-------- Record excerpts

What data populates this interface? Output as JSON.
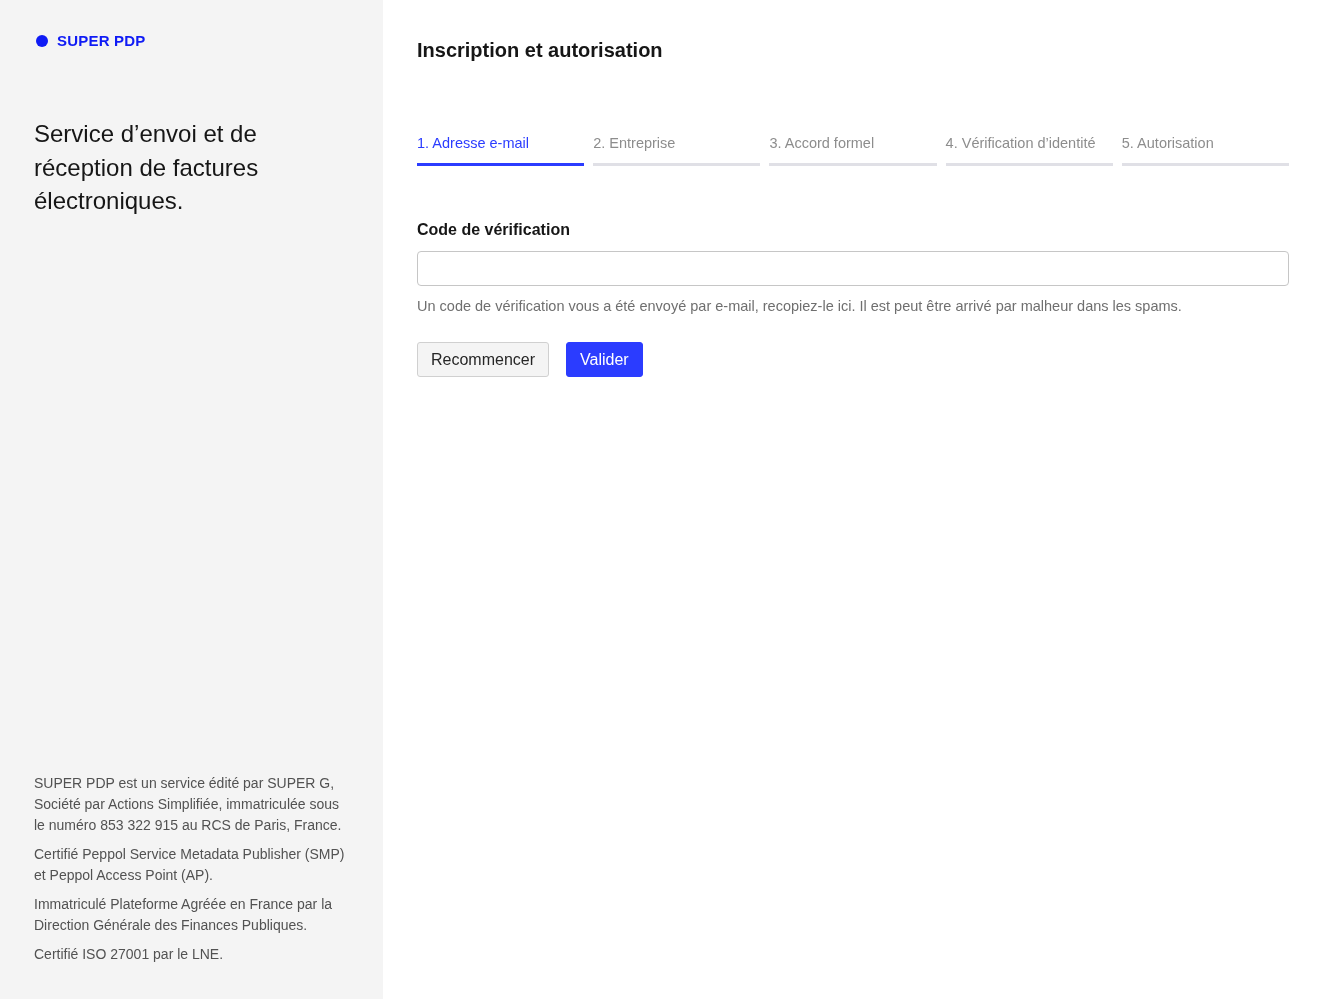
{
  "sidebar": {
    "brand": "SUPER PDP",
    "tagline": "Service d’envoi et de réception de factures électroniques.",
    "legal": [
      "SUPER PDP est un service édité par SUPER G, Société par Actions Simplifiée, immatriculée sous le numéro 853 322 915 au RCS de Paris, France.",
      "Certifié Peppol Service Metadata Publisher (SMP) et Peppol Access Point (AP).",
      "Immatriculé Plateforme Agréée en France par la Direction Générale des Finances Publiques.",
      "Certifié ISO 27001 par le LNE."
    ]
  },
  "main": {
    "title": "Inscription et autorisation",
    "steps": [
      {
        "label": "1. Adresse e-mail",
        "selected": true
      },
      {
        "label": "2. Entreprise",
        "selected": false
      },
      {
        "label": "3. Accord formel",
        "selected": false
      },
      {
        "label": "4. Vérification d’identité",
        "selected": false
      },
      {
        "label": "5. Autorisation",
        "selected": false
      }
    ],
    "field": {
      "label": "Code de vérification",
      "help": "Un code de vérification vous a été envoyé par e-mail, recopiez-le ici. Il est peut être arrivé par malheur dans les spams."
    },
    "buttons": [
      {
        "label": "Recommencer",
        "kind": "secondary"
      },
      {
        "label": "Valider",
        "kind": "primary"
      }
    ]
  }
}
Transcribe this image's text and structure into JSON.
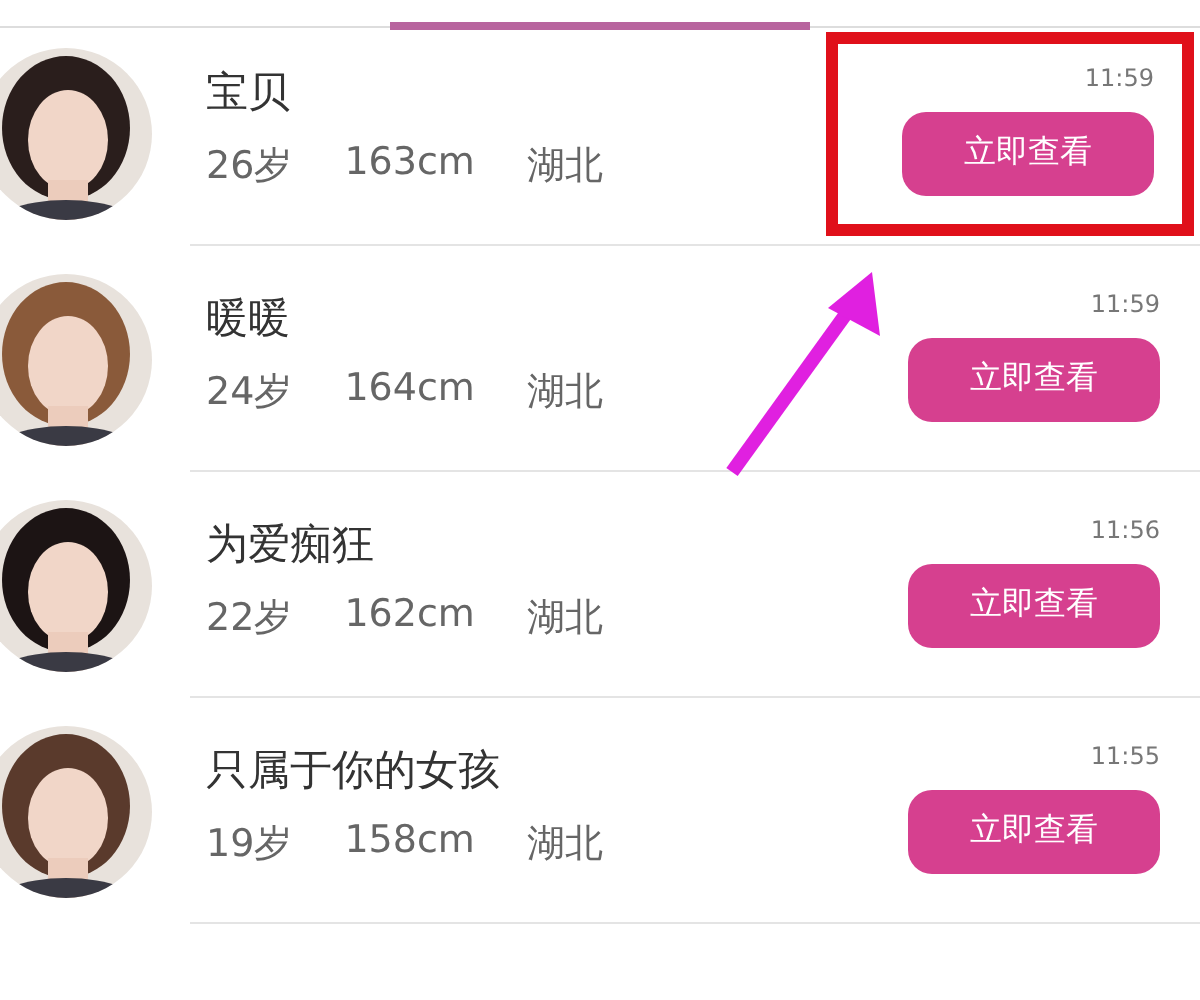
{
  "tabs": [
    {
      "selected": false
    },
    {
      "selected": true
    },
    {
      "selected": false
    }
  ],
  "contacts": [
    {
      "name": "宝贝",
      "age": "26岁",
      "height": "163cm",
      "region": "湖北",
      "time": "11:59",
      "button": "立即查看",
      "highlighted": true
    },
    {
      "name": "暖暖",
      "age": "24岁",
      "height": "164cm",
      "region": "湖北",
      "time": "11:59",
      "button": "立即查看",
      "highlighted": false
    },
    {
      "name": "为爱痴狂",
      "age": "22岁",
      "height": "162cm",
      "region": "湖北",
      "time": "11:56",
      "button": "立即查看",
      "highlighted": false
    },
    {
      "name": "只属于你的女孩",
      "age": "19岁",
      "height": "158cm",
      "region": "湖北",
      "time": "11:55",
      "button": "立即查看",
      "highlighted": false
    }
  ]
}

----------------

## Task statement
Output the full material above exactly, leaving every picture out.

## Response for this exercise
What data populates this interface? Output as JSON.
{
  "sidebar": {
    "brand": "SUPER PDP",
    "tagline": "Service d’envoi et de réception de factures électroniques.",
    "legal": [
      "SUPER PDP est un service édité par SUPER G, Société par Actions Simplifiée, immatriculée sous le numéro 853 322 915 au RCS de Paris, France.",
      "Certifié Peppol Service Metadata Publisher (SMP) et Peppol Access Point (AP).",
      "Immatriculé Plateforme Agréée en France par la Direction Générale des Finances Publiques.",
      "Certifié ISO 27001 par le LNE."
    ]
  },
  "main": {
    "title": "Inscription et autorisation",
    "steps": [
      {
        "label": "1. Adresse e-mail",
        "selected": true
      },
      {
        "label": "2. Entreprise",
        "selected": false
      },
      {
        "label": "3. Accord formel",
        "selected": false
      },
      {
        "label": "4. Vérification d’identité",
        "selected": false
      },
      {
        "label": "5. Autorisation",
        "selected": false
      }
    ],
    "field": {
      "label": "Code de vérification",
      "help": "Un code de vérification vous a été envoyé par e-mail, recopiez-le ici. Il est peut être arrivé par malheur dans les spams."
    },
    "buttons": [
      {
        "label": "Recommencer",
        "kind": "secondary"
      },
      {
        "label": "Valider",
        "kind": "primary"
      }
    ]
  }
}
Transcribe this image's text and structure into JSON.
{
  "tabs": [
    {
      "selected": false
    },
    {
      "selected": true
    },
    {
      "selected": false
    }
  ],
  "contacts": [
    {
      "name": "宝贝",
      "age": "26岁",
      "height": "163cm",
      "region": "湖北",
      "time": "11:59",
      "button": "立即查看",
      "highlighted": true
    },
    {
      "name": "暖暖",
      "age": "24岁",
      "height": "164cm",
      "region": "湖北",
      "time": "11:59",
      "button": "立即查看",
      "highlighted": false
    },
    {
      "name": "为爱痴狂",
      "age": "22岁",
      "height": "162cm",
      "region": "湖北",
      "time": "11:56",
      "button": "立即查看",
      "highlighted": false
    },
    {
      "name": "只属于你的女孩",
      "age": "19岁",
      "height": "158cm",
      "region": "湖北",
      "time": "11:55",
      "button": "立即查看",
      "highlighted": false
    }
  ]
}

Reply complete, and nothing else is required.